[TASK STATEMENT]: With the images removed, return every line below exactly as it reads.

[DATA EXTRACTS]:

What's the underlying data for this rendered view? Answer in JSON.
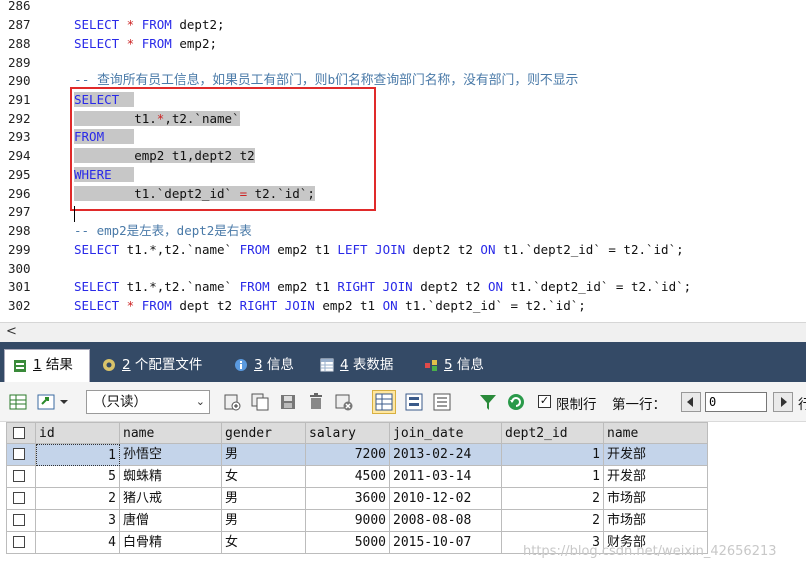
{
  "editor": {
    "line_numbers": [
      "286",
      "287",
      "288",
      "289",
      "290",
      "291",
      "292",
      "293",
      "294",
      "295",
      "296",
      "297",
      "298",
      "299",
      "300",
      "301",
      "302"
    ],
    "lines": {
      "l287": {
        "kw1": "SELECT",
        "op1": " * ",
        "kw2": "FROM",
        "rest": " dept2;"
      },
      "l288": {
        "kw1": "SELECT",
        "op1": " * ",
        "kw2": "FROM",
        "rest": " emp2;"
      },
      "l290": {
        "comment": "-- 查询所有员工信息，如果员工有部门，则b们名称查询部门名称，没有部门，则不显示"
      },
      "l291": {
        "kw": "SELECT"
      },
      "l292": {
        "pre": "        t1.",
        "op": "*",
        "post": ",t2.`name`"
      },
      "l293": {
        "kw": "FROM"
      },
      "l294": {
        "text": "        emp2 t1,dept2 t2"
      },
      "l295": {
        "kw": "WHERE"
      },
      "l296": {
        "pre": "        t1.`dept2_id` ",
        "op": "=",
        "post": " t2.`id`;"
      },
      "l298": {
        "comment": "-- emp2是左表，dept2是右表"
      },
      "l299": {
        "kw1": "SELECT",
        "t1": " t1.*,t2.`name` ",
        "kw2": "FROM",
        "t2": " emp2 t1 ",
        "kw3": "LEFT JOIN",
        "t3": " dept2 t2 ",
        "kw4": "ON",
        "t4": " t1.`dept2_id` = t2.`id`;"
      },
      "l301": {
        "kw1": "SELECT",
        "t1": " t1.*,t2.`name` ",
        "kw2": "FROM",
        "t2": " emp2 t1 ",
        "kw3": "RIGHT JOIN",
        "t3": " dept2 t2 ",
        "kw4": "ON",
        "t4": " t1.`dept2_id` = t2.`id`;"
      },
      "l302": {
        "kw1": "SELECT",
        "op1": " * ",
        "kw2": "FROM",
        "t2": " dept t2 ",
        "kw3": "RIGHT JOIN",
        "t3": " emp2 t1 ",
        "kw4": "ON",
        "t4": " t1.`dept2_id` = t2.`id`;"
      }
    },
    "scroll_left_glyph": "<"
  },
  "tabs": [
    {
      "num": "1",
      "label": " 结果",
      "icon": "result-grid-icon"
    },
    {
      "num": "2",
      "label": " 个配置文件",
      "icon": "profile-icon"
    },
    {
      "num": "3",
      "label": " 信息",
      "icon": "info-icon"
    },
    {
      "num": "4",
      "label": " 表数据",
      "icon": "table-data-icon"
    },
    {
      "num": "5",
      "label": " 信息",
      "icon": "info-tree-icon"
    }
  ],
  "toolbar": {
    "readonly_value": "（只读）",
    "limit_rows_checked": true,
    "limit_rows_label": "限制行",
    "first_row_label": "第一行：",
    "first_row_value": "0",
    "extra_label": "行"
  },
  "grid": {
    "columns": [
      "id",
      "name",
      "gender",
      "salary",
      "join_date",
      "dept2_id",
      "name"
    ],
    "rows": [
      [
        "1",
        "孙悟空",
        "男",
        "7200",
        "2013-02-24",
        "1",
        "开发部"
      ],
      [
        "5",
        "蜘蛛精",
        "女",
        "4500",
        "2011-03-14",
        "1",
        "开发部"
      ],
      [
        "2",
        "猪八戒",
        "男",
        "3600",
        "2010-12-02",
        "2",
        "市场部"
      ],
      [
        "3",
        "唐僧",
        "男",
        "9000",
        "2008-08-08",
        "2",
        "市场部"
      ],
      [
        "4",
        "白骨精",
        "女",
        "5000",
        "2015-10-07",
        "3",
        "财务部"
      ]
    ]
  },
  "watermark": "https://blog.csdn.net/weixin_42656213",
  "colors": {
    "keyword": "#2a2ae8",
    "comment": "#4a7aa8",
    "operator": "#cc2222",
    "highlight_box": "#e02a2a",
    "tabbar": "#344a66",
    "selected_row": "#c4d4ea"
  }
}
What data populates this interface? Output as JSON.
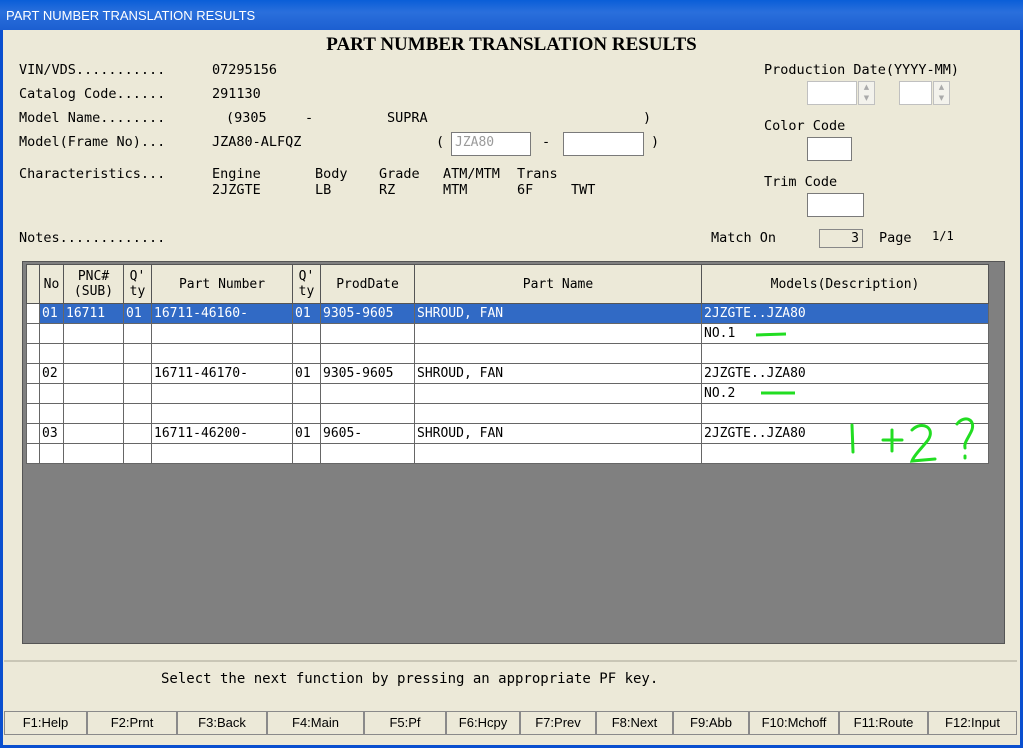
{
  "window": {
    "title": "PART NUMBER TRANSLATION RESULTS"
  },
  "heading": "PART NUMBER TRANSLATION RESULTS",
  "info": {
    "vin_label": "VIN/VDS...........",
    "vin_value": "07295156",
    "catalog_label": "Catalog Code......",
    "catalog_value": "291130",
    "model_name_label": "Model Name........",
    "model_name_open": "(9305",
    "model_name_dash": "-",
    "model_name_value": "SUPRA",
    "model_name_close": ")",
    "frame_label": "Model(Frame No)...",
    "frame_value": "JZA80-ALFQZ",
    "frame_open": "(",
    "frame_input_value": "JZA80",
    "frame_dash": "-",
    "frame_close": ")"
  },
  "characteristics": {
    "label": "Characteristics...",
    "headers": [
      "Engine",
      "Body",
      "Grade",
      "ATM/MTM",
      "Trans"
    ],
    "values": [
      "2JZGTE",
      "LB",
      "RZ",
      "MTM",
      "6F",
      "TWT"
    ]
  },
  "right_panel": {
    "production_date_label": "Production Date(YYYY-MM)",
    "color_code_label": "Color Code",
    "trim_code_label": "Trim Code"
  },
  "notes_label": "Notes.............",
  "match_on_label": "Match On",
  "match_on_value": "3",
  "page_label": "Page",
  "page_value": "1/1",
  "table": {
    "columns": [
      "No",
      "PNC#\n(SUB)",
      "Q'\nty",
      "Part Number",
      "Q'\nty",
      "ProdDate",
      "Part Name",
      "Models(Description)"
    ],
    "rows": [
      [
        "01",
        "16711",
        "01",
        "16711-46160-",
        "01",
        "9305-9605",
        "SHROUD, FAN",
        "2JZGTE..JZA80"
      ],
      [
        "",
        "",
        "",
        "",
        "",
        "",
        "",
        "NO.1"
      ],
      [
        "",
        "",
        "",
        "",
        "",
        "",
        "",
        ""
      ],
      [
        "02",
        "",
        "",
        "16711-46170-",
        "01",
        "9305-9605",
        "SHROUD, FAN",
        "2JZGTE..JZA80"
      ],
      [
        "",
        "",
        "",
        "",
        "",
        "",
        "",
        "NO.2"
      ],
      [
        "",
        "",
        "",
        "",
        "",
        "",
        "",
        ""
      ],
      [
        "03",
        "",
        "",
        "16711-46200-",
        "01",
        "9605-",
        "SHROUD, FAN",
        "2JZGTE..JZA80"
      ],
      [
        "",
        "",
        "",
        "",
        "",
        "",
        "",
        ""
      ]
    ]
  },
  "annotation": {
    "text": "1 +2 ?",
    "color": "#22dd22"
  },
  "status_message": "Select the next function by pressing an appropriate PF key.",
  "fkeys": [
    "F1:Help",
    "F2:Prnt",
    "F3:Back",
    "F4:Main",
    "F5:Pf",
    "F6:Hcpy",
    "F7:Prev",
    "F8:Next",
    "F9:Abb",
    "F10:Mchoff",
    "F11:Route",
    "F12:Input"
  ]
}
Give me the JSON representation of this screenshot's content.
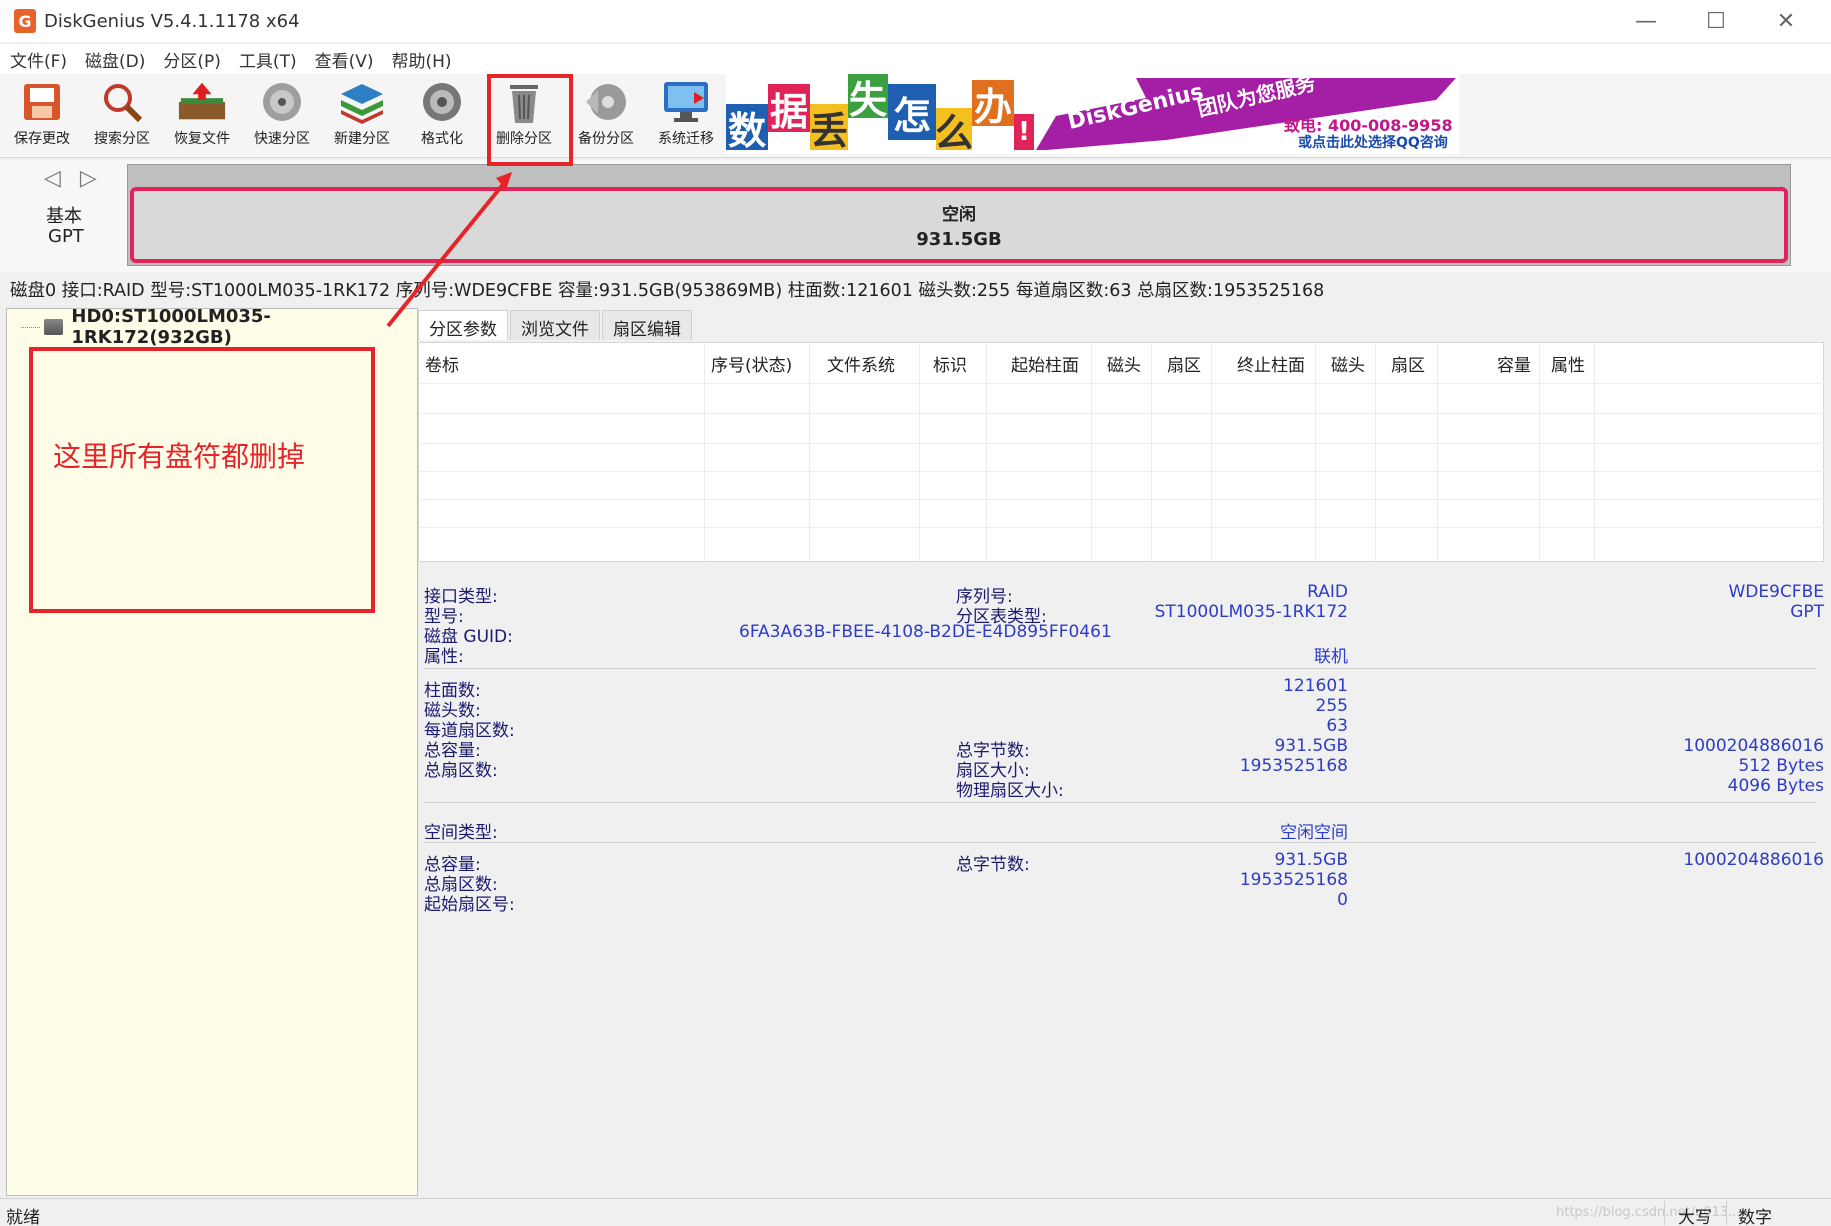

[RESPONSE TO THE EXERCISE]:
What's the underlying data for this rendered view? Answer in JSON.
{
  "editor": {
    "line_numbers": [
      "286",
      "287",
      "288",
      "289",
      "290",
      "291",
      "292",
      "293",
      "294",
      "295",
      "296",
      "297",
      "298",
      "299",
      "300",
      "301",
      "302"
    ],
    "lines": {
      "l287": {
        "kw1": "SELECT",
        "op1": " * ",
        "kw2": "FROM",
        "rest": " dept2;"
      },
      "l288": {
        "kw1": "SELECT",
        "op1": " * ",
        "kw2": "FROM",
        "rest": " emp2;"
      },
      "l290": {
        "comment": "-- 查询所有员工信息，如果员工有部门，则b们名称查询部门名称，没有部门，则不显示"
      },
      "l291": {
        "kw": "SELECT"
      },
      "l292": {
        "pre": "        t1.",
        "op": "*",
        "post": ",t2.`name`"
      },
      "l293": {
        "kw": "FROM"
      },
      "l294": {
        "text": "        emp2 t1,dept2 t2"
      },
      "l295": {
        "kw": "WHERE"
      },
      "l296": {
        "pre": "        t1.`dept2_id` ",
        "op": "=",
        "post": " t2.`id`;"
      },
      "l298": {
        "comment": "-- emp2是左表，dept2是右表"
      },
      "l299": {
        "kw1": "SELECT",
        "t1": " t1.*,t2.`name` ",
        "kw2": "FROM",
        "t2": " emp2 t1 ",
        "kw3": "LEFT JOIN",
        "t3": " dept2 t2 ",
        "kw4": "ON",
        "t4": " t1.`dept2_id` = t2.`id`;"
      },
      "l301": {
        "kw1": "SELECT",
        "t1": " t1.*,t2.`name` ",
        "kw2": "FROM",
        "t2": " emp2 t1 ",
        "kw3": "RIGHT JOIN",
        "t3": " dept2 t2 ",
        "kw4": "ON",
        "t4": " t1.`dept2_id` = t2.`id`;"
      },
      "l302": {
        "kw1": "SELECT",
        "op1": " * ",
        "kw2": "FROM",
        "t2": " dept t2 ",
        "kw3": "RIGHT JOIN",
        "t3": " emp2 t1 ",
        "kw4": "ON",
        "t4": " t1.`dept2_id` = t2.`id`;"
      }
    },
    "scroll_left_glyph": "<"
  },
  "tabs": [
    {
      "num": "1",
      "label": " 结果",
      "icon": "result-grid-icon"
    },
    {
      "num": "2",
      "label": " 个配置文件",
      "icon": "profile-icon"
    },
    {
      "num": "3",
      "label": " 信息",
      "icon": "info-icon"
    },
    {
      "num": "4",
      "label": " 表数据",
      "icon": "table-data-icon"
    },
    {
      "num": "5",
      "label": " 信息",
      "icon": "info-tree-icon"
    }
  ],
  "toolbar": {
    "readonly_value": "（只读）",
    "limit_rows_checked": true,
    "limit_rows_label": "限制行",
    "first_row_label": "第一行：",
    "first_row_value": "0",
    "extra_label": "行"
  },
  "grid": {
    "columns": [
      "id",
      "name",
      "gender",
      "salary",
      "join_date",
      "dept2_id",
      "name"
    ],
    "rows": [
      [
        "1",
        "孙悟空",
        "男",
        "7200",
        "2013-02-24",
        "1",
        "开发部"
      ],
      [
        "5",
        "蜘蛛精",
        "女",
        "4500",
        "2011-03-14",
        "1",
        "开发部"
      ],
      [
        "2",
        "猪八戒",
        "男",
        "3600",
        "2010-12-02",
        "2",
        "市场部"
      ],
      [
        "3",
        "唐僧",
        "男",
        "9000",
        "2008-08-08",
        "2",
        "市场部"
      ],
      [
        "4",
        "白骨精",
        "女",
        "5000",
        "2015-10-07",
        "3",
        "财务部"
      ]
    ]
  },
  "watermark": "https://blog.csdn.net/weixin_42656213",
  "colors": {
    "keyword": "#2a2ae8",
    "comment": "#4a7aa8",
    "operator": "#cc2222",
    "highlight_box": "#e02a2a",
    "tabbar": "#344a66",
    "selected_row": "#c4d4ea"
  }
}
What data populates this interface? Output as JSON.
{
  "window": {
    "title": "PART NUMBER TRANSLATION RESULTS"
  },
  "heading": "PART NUMBER TRANSLATION RESULTS",
  "info": {
    "vin_label": "VIN/VDS...........",
    "vin_value": "07295156",
    "catalog_label": "Catalog Code......",
    "catalog_value": "291130",
    "model_name_label": "Model Name........",
    "model_name_open": "(9305",
    "model_name_dash": "-",
    "model_name_value": "SUPRA",
    "model_name_close": ")",
    "frame_label": "Model(Frame No)...",
    "frame_value": "JZA80-ALFQZ",
    "frame_open": "(",
    "frame_input_value": "JZA80",
    "frame_dash": "-",
    "frame_close": ")"
  },
  "characteristics": {
    "label": "Characteristics...",
    "headers": [
      "Engine",
      "Body",
      "Grade",
      "ATM/MTM",
      "Trans"
    ],
    "values": [
      "2JZGTE",
      "LB",
      "RZ",
      "MTM",
      "6F",
      "TWT"
    ]
  },
  "right_panel": {
    "production_date_label": "Production Date(YYYY-MM)",
    "color_code_label": "Color Code",
    "trim_code_label": "Trim Code"
  },
  "notes_label": "Notes.............",
  "match_on_label": "Match On",
  "match_on_value": "3",
  "page_label": "Page",
  "page_value": "1/1",
  "table": {
    "columns": [
      "No",
      "PNC#\n(SUB)",
      "Q'\nty",
      "Part Number",
      "Q'\nty",
      "ProdDate",
      "Part Name",
      "Models(Description)"
    ],
    "rows": [
      [
        "01",
        "16711",
        "01",
        "16711-46160-",
        "01",
        "9305-9605",
        "SHROUD, FAN",
        "2JZGTE..JZA80"
      ],
      [
        "",
        "",
        "",
        "",
        "",
        "",
        "",
        "NO.1"
      ],
      [
        "",
        "",
        "",
        "",
        "",
        "",
        "",
        ""
      ],
      [
        "02",
        "",
        "",
        "16711-46170-",
        "01",
        "9305-9605",
        "SHROUD, FAN",
        "2JZGTE..JZA80"
      ],
      [
        "",
        "",
        "",
        "",
        "",
        "",
        "",
        "NO.2"
      ],
      [
        "",
        "",
        "",
        "",
        "",
        "",
        "",
        ""
      ],
      [
        "03",
        "",
        "",
        "16711-46200-",
        "01",
        "9605-",
        "SHROUD, FAN",
        "2JZGTE..JZA80"
      ],
      [
        "",
        "",
        "",
        "",
        "",
        "",
        "",
        ""
      ]
    ]
  },
  "annotation": {
    "text": "1 +2 ?",
    "color": "#22dd22"
  },
  "status_message": "Select the next function by pressing an appropriate PF key.",
  "fkeys": [
    "F1:Help",
    "F2:Prnt",
    "F3:Back",
    "F4:Main",
    "F5:Pf",
    "F6:Hcpy",
    "F7:Prev",
    "F8:Next",
    "F9:Abb",
    "F10:Mchoff",
    "F11:Route",
    "F12:Input"
  ]
}
Give me the JSON representation of this screenshot's content.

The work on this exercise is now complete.